Now, that’s not to say I never have enjoyable long runs. I do! I had a run a few weeks ago of 14.5 miles that was great. I’ve had a few 15s that were great. But this week’s 16 was rough. Here are a few issues:
- I ran way too f-ing fast. You’re supposed to run your long runs significantly slower than your normal paces. But I’m too much of a damn perfectionist to let myself chill out and take it slow. I start out with the mentality that I’ll just take it easy and not push it. But then I get comfortable around miles 3 or 4 and my pace naturally increases and then I won’t let myself slow down. Something about positive splitting seems like a failure to me and so I push myself to at least keep the current pace up. It’s a problem and I know it will eventually hurt my training so I need to work on it.
- I haven’t had much of an appetite lately for some reason and I think probably didn’t have the proper glycogen stores built up that I normally would.
- Cramps. I have been cramping so badly lately. It’s happening on almost every run. I can’t seem to figure out why it’s happening. It happens on fast runs but it also happens on the slower runs. The cramps started early on this run. The started around mile 4 and plagued me until around mile 11 or 12. It’s always the same spot, in the right abdominal muscle. It only seems to happen in the winter which makes me think it’s asthma related somehow but I also wonder if hydration/electrolytes are playing a part. I don’t fuel differently now than I did during the summer. I don’t know. I’m stumped but I’m really freaking frustrated. I guess the silver lining is I’m learning how to run through them so it doesn’t totally derail my run.
- High mileage week + strength training on Friday. This was my highest mileage week ever AND I raced 2 days before this run. I think my legs were just wrecked. I also did strength training on Friday morning instead of Thursday evening since Sculpt was obviously canceled for Thanksgiving. The worst part of the run was how tired my legs were. I think I just wore them out.
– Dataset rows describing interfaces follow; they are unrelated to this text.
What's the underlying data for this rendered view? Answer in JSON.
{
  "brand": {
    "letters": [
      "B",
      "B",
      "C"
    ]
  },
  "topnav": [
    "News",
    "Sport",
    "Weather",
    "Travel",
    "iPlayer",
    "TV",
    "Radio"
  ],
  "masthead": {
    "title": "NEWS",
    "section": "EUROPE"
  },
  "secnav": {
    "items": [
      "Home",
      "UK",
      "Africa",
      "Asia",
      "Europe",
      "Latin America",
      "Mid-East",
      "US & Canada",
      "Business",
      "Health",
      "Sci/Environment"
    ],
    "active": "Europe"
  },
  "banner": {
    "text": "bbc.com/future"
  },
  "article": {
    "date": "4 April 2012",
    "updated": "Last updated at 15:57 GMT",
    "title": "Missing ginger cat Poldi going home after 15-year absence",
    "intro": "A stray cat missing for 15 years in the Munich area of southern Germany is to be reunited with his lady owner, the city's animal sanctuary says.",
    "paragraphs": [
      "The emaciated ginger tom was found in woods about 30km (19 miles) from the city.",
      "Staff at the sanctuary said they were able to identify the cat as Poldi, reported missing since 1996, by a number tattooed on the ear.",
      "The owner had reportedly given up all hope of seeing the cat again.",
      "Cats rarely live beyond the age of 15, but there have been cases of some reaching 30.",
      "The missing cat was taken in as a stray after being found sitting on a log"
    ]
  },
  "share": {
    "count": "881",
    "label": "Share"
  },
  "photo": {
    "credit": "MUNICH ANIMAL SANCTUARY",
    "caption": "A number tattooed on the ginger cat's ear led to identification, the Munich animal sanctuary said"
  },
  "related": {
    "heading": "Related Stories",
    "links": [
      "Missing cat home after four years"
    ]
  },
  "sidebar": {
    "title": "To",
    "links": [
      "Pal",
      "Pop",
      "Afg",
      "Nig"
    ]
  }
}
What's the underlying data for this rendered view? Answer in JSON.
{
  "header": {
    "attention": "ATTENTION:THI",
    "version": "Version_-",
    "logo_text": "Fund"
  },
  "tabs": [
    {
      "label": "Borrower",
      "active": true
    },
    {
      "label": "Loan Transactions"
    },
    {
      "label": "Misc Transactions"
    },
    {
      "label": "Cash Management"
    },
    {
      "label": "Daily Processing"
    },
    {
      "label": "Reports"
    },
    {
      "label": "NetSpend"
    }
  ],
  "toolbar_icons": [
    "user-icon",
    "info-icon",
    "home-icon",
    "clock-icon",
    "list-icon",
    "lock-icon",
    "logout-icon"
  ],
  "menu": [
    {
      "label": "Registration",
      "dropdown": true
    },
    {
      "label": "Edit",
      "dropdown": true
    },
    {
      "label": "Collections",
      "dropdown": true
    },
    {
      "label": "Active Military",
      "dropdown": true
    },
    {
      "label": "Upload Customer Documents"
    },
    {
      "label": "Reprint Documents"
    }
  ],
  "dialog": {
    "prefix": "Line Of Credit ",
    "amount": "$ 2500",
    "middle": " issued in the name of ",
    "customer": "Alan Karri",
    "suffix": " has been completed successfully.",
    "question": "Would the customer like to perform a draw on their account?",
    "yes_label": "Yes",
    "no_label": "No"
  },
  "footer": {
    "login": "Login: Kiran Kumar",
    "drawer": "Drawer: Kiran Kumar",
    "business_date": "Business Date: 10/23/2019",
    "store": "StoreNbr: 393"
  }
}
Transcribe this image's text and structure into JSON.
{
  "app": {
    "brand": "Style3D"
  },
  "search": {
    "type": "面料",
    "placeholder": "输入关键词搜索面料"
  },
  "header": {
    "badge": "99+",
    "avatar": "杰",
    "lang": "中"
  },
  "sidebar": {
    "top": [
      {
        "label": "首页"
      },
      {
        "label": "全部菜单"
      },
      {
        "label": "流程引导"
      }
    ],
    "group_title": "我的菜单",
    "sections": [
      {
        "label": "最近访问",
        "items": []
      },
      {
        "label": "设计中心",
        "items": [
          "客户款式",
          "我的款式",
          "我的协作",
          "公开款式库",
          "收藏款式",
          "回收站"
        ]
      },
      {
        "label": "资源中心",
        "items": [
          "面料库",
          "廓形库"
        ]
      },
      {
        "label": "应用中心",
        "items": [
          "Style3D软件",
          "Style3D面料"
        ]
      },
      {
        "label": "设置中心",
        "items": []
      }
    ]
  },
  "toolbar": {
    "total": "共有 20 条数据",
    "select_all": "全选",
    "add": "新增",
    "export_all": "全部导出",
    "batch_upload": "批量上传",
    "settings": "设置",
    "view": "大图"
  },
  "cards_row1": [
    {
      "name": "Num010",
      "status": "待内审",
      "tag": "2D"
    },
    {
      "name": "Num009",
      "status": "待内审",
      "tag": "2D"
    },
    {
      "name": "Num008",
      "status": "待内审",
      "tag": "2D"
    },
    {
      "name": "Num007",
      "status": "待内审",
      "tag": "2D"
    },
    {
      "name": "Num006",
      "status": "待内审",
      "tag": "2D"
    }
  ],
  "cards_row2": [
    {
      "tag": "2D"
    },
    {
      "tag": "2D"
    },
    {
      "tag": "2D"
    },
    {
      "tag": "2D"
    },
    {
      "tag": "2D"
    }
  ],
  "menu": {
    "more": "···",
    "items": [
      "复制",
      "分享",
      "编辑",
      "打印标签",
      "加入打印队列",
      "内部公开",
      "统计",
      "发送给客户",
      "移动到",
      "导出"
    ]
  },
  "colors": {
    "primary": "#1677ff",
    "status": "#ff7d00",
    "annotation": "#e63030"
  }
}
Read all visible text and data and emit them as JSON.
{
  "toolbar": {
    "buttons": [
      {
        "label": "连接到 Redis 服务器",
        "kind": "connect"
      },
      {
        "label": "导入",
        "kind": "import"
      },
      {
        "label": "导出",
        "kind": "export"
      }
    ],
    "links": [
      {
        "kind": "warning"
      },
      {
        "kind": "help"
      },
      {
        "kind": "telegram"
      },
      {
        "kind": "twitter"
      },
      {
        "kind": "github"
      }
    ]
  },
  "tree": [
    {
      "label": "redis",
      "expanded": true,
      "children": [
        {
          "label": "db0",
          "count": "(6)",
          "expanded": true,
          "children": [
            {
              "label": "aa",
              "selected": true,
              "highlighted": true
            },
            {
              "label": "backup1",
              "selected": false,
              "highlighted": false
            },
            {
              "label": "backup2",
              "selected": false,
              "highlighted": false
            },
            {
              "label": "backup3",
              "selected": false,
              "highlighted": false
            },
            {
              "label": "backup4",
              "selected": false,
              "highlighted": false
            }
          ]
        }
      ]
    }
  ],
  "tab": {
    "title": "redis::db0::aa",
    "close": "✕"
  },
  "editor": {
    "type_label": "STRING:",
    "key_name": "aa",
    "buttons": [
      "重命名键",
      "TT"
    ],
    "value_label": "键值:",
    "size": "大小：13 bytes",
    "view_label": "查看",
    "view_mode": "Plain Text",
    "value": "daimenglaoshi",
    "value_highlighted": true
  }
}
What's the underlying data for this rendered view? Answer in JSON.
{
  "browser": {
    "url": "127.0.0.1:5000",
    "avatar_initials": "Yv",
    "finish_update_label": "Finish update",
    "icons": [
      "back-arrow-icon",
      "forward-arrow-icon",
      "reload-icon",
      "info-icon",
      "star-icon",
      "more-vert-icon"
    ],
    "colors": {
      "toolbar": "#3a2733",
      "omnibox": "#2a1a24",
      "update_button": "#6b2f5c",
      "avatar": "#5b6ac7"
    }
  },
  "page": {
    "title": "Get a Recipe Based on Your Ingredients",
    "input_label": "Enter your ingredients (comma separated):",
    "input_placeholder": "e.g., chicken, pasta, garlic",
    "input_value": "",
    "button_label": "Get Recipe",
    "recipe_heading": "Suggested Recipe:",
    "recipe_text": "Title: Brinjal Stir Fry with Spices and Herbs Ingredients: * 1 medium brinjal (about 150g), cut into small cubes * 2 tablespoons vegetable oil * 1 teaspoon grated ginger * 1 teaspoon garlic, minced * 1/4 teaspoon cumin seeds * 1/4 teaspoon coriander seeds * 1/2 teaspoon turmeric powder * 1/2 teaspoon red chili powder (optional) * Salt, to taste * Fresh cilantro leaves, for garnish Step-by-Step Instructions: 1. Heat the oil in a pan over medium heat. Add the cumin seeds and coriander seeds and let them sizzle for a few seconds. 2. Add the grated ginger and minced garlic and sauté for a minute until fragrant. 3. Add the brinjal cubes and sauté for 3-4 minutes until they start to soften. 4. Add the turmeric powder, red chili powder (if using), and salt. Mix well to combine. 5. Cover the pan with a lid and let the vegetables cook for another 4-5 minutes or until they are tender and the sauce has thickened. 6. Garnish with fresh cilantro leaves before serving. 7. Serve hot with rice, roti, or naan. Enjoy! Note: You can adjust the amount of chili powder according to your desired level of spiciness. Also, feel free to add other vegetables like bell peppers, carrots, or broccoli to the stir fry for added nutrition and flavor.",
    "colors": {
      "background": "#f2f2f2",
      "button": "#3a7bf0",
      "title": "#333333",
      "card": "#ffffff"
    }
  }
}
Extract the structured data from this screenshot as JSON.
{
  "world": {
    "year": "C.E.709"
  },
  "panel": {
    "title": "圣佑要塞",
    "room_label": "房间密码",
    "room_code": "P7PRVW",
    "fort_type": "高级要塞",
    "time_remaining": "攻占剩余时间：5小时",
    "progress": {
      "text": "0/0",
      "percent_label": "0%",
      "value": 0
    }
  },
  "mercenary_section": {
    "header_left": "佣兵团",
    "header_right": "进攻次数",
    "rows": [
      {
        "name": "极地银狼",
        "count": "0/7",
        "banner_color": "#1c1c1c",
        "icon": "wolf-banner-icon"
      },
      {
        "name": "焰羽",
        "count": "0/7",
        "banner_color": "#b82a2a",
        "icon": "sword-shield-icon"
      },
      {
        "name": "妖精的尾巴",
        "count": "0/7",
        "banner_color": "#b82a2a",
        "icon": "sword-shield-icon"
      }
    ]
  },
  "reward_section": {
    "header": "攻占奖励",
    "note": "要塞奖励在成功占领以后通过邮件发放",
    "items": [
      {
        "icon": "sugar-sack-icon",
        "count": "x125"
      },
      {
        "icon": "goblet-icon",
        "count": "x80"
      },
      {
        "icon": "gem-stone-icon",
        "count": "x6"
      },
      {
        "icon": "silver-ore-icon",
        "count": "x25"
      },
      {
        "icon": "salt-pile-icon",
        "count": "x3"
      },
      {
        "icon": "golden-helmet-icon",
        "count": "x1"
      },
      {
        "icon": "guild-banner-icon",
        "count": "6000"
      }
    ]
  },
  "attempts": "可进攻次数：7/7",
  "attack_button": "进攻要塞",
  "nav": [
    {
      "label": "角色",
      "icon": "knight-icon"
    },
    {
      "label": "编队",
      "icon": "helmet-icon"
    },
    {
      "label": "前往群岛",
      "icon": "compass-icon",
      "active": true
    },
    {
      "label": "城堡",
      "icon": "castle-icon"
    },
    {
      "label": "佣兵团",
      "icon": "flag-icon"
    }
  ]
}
Not even proud of the pace because it was dumb to go that fast.
Anyway-this post is already absurdly long and I can’t imagine anyone else is really still hanging in so I’m gonna wrap it up. I got home after the 16 miler and did my regular routine of ice bath + coffee, hanging out in bed with about 800 layers because I’m fucking freezing, and then getting ready for my day. Ultimately, I know these long runs are important. Some of them will suck, some of them will be okay and doable, and some of them will (hopefully) be great. They’re important because they’re training my mind and my body. I want my body to get used to these long runs. I want them to be able to endure the strain. But I also want my mind to get used to the idea of running for so long. I want it to be less daunting. I want to be more confident in myself. I know that if I can step my mental game up, the runs will be more pleasant. Honestly-that’s my biggest concern at this point. Can I get my mind to the point where it can handle 26.2 miles? Because I know my body can get there.